→ **Exercise materials**
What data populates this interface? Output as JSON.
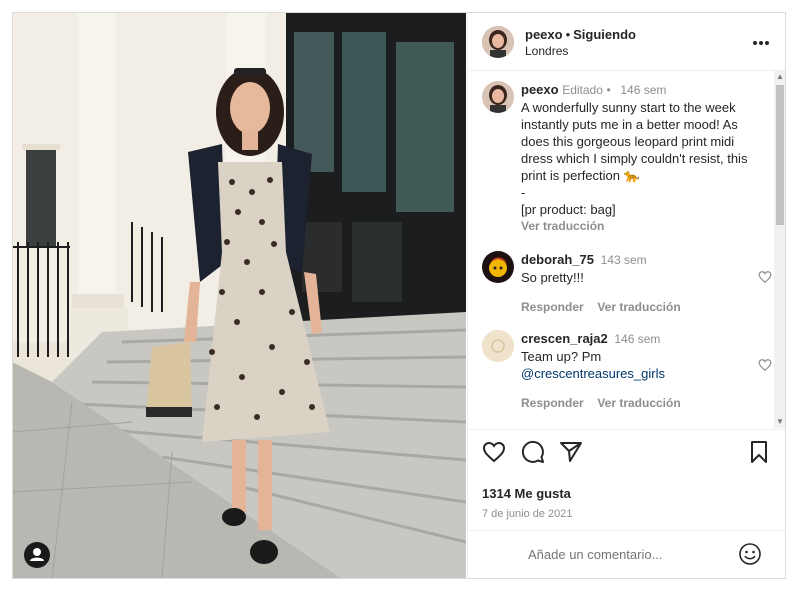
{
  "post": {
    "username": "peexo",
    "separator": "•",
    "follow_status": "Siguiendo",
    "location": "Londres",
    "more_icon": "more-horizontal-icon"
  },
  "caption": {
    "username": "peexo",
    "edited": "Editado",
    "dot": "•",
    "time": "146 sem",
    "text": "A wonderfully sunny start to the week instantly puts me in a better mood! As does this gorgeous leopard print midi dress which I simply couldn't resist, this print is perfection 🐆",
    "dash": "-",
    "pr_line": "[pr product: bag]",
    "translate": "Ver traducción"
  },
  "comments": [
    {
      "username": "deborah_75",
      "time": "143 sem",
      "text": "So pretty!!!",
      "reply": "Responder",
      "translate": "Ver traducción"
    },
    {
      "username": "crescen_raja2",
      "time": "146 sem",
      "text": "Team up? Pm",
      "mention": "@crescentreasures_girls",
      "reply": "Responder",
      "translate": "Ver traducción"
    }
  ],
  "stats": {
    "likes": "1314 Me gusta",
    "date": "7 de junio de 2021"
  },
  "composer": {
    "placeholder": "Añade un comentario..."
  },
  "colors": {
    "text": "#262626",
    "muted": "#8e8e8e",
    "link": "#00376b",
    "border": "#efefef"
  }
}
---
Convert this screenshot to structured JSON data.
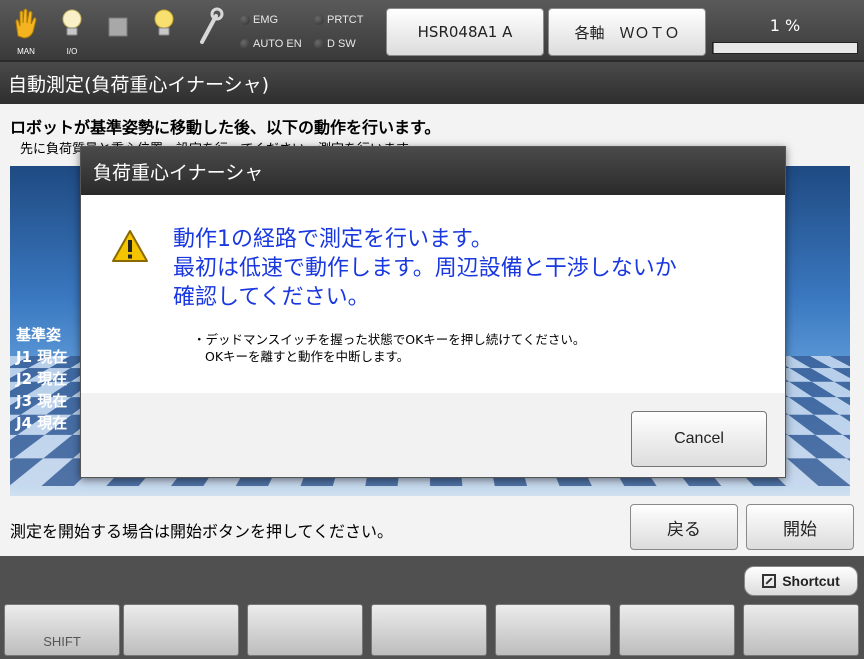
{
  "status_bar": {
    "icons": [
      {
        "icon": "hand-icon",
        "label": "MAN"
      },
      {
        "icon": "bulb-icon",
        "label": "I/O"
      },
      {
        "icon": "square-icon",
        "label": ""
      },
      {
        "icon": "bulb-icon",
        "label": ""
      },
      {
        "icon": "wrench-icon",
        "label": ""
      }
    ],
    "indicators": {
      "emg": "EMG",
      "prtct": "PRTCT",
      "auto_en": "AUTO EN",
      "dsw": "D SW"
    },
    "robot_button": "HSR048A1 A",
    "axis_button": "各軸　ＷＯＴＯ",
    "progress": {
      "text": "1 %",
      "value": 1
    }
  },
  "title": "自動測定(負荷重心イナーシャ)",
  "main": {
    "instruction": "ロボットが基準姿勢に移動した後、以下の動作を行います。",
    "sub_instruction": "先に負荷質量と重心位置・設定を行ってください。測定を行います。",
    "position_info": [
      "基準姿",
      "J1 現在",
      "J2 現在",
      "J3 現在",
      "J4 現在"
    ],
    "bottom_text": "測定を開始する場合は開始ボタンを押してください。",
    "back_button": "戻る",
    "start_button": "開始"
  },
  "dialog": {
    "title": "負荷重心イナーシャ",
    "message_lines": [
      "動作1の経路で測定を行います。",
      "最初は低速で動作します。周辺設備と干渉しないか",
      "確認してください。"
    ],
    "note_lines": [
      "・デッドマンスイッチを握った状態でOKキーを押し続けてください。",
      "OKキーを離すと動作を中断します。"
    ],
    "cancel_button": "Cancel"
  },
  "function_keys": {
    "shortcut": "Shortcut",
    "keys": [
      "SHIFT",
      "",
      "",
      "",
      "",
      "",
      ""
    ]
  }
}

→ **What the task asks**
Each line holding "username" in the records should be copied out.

→ **Expected answer**
    "username": "peexo",
    "username": "peexo",
      "username": "deborah_75",
      "username": "crescen_raja2",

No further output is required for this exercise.